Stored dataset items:
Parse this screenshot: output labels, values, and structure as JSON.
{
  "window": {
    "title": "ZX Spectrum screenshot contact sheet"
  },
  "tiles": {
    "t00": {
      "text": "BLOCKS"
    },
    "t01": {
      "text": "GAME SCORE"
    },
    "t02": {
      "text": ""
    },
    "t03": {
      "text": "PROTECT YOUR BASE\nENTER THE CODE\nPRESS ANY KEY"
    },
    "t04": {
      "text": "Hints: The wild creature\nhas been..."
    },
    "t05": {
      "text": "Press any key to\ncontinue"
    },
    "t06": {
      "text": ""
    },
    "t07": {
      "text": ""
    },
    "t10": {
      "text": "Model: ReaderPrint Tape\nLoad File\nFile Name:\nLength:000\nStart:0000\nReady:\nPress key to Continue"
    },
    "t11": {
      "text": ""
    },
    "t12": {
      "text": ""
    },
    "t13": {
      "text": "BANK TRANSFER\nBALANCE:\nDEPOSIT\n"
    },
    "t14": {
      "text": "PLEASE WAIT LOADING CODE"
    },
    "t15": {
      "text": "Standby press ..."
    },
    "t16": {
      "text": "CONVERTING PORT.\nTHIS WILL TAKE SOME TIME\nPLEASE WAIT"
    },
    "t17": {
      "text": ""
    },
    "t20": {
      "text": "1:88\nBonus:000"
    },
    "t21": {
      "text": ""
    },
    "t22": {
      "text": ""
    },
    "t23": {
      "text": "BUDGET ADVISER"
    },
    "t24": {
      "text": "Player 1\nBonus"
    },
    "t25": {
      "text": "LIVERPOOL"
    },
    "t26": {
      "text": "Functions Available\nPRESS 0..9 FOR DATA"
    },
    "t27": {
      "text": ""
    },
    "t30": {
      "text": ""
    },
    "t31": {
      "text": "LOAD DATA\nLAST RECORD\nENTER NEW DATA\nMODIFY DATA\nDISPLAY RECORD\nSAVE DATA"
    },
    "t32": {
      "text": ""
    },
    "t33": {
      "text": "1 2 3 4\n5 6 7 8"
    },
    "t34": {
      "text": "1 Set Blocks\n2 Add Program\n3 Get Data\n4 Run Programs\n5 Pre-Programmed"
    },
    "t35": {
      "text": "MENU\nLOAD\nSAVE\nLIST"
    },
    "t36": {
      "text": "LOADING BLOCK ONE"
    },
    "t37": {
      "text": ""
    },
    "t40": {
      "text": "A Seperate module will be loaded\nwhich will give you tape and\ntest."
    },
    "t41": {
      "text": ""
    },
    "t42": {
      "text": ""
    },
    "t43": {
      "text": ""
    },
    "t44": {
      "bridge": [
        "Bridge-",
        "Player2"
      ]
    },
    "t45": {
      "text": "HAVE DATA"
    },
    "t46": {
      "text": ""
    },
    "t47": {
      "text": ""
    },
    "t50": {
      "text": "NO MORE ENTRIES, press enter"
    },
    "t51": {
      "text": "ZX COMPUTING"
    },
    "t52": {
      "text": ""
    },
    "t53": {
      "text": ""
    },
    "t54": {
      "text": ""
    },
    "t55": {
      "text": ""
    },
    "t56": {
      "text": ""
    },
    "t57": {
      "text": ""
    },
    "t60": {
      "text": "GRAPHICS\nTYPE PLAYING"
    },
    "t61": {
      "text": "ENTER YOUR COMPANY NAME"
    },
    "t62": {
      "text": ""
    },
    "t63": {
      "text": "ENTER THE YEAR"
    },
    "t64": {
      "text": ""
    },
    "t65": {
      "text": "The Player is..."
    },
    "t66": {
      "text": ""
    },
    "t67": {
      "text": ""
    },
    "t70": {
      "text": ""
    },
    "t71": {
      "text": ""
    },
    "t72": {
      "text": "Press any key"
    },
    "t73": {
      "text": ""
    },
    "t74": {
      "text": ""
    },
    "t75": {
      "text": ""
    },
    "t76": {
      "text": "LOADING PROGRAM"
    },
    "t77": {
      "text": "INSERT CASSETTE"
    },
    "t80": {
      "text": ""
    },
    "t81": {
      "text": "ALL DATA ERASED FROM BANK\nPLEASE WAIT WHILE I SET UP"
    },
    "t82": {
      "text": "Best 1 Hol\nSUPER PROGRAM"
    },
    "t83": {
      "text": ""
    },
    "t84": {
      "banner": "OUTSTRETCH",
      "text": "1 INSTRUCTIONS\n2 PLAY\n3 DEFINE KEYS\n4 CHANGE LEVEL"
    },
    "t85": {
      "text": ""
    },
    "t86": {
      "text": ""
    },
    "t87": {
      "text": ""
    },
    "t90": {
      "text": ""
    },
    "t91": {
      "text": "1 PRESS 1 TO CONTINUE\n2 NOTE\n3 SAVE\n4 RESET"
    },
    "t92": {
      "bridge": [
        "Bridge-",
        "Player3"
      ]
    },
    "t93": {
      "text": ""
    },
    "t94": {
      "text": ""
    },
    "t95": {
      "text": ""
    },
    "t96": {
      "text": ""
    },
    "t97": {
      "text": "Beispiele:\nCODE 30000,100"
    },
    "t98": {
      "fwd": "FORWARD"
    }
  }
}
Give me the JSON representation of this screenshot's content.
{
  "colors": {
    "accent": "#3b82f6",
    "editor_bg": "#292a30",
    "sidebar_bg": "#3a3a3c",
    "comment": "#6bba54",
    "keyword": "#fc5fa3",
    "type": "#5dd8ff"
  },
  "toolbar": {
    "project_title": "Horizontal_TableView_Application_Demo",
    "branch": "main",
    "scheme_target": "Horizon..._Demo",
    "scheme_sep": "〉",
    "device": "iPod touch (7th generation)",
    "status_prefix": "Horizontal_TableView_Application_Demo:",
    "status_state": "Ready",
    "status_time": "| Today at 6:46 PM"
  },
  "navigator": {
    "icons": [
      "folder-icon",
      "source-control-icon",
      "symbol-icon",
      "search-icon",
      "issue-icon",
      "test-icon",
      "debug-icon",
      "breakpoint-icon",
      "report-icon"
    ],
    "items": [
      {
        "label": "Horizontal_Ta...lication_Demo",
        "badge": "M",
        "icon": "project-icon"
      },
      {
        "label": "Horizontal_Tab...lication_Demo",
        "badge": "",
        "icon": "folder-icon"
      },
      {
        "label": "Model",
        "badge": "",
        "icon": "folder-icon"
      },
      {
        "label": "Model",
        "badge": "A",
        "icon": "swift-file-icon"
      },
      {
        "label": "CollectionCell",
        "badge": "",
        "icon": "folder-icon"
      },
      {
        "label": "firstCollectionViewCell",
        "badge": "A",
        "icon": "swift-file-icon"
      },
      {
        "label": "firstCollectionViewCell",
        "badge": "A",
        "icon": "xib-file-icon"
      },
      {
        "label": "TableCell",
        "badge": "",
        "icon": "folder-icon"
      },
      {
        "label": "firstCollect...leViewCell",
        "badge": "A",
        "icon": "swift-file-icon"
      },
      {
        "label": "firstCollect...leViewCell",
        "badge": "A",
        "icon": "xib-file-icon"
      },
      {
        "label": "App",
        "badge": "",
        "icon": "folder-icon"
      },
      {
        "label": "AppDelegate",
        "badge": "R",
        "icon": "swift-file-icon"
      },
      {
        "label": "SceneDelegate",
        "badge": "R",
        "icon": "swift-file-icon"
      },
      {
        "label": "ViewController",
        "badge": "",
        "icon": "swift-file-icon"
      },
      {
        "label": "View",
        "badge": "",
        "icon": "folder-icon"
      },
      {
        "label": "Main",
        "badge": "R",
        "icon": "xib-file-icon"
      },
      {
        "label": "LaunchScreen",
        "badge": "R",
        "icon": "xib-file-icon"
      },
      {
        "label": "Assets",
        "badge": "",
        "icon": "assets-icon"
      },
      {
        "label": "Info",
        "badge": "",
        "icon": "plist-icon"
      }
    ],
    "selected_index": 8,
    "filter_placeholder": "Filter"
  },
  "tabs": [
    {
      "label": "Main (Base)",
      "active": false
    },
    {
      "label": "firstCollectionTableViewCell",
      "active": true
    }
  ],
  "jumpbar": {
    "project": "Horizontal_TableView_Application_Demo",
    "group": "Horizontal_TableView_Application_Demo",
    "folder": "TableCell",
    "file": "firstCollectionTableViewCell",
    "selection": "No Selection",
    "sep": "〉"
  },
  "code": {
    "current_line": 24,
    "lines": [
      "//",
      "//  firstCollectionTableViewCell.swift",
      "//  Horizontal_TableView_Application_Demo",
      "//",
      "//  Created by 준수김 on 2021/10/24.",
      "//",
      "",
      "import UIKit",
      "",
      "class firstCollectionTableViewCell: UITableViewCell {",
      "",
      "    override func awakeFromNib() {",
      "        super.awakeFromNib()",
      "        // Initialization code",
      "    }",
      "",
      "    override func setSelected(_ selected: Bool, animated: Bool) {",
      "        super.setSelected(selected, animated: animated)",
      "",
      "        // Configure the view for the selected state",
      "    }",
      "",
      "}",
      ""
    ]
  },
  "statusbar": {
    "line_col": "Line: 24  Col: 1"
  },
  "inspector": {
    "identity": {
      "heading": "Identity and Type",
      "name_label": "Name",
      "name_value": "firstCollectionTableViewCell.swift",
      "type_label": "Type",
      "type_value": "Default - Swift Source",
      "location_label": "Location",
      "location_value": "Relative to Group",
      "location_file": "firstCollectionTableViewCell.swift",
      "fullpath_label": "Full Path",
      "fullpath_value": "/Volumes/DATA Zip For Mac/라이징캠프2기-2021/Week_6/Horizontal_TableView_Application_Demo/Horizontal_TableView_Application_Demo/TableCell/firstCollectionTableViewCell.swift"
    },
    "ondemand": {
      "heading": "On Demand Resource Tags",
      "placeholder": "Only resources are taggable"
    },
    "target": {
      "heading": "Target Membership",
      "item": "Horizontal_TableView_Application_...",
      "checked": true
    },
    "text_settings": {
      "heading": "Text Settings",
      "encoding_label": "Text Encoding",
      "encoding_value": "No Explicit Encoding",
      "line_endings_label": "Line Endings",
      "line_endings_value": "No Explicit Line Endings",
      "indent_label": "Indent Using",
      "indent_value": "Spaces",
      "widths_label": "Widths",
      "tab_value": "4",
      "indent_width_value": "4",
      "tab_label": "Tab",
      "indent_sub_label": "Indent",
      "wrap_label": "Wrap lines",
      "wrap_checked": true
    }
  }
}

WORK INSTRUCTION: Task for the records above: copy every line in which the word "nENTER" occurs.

YOUR RESPONSE:
      "text": "PROTECT YOUR BASE\nENTER THE CODE\nPRESS ANY KEY"
      "text": "LOAD DATA\nLAST RECORD\nENTER NEW DATA\nMODIFY DATA\nDISPLAY RECORD\nSAVE DATA"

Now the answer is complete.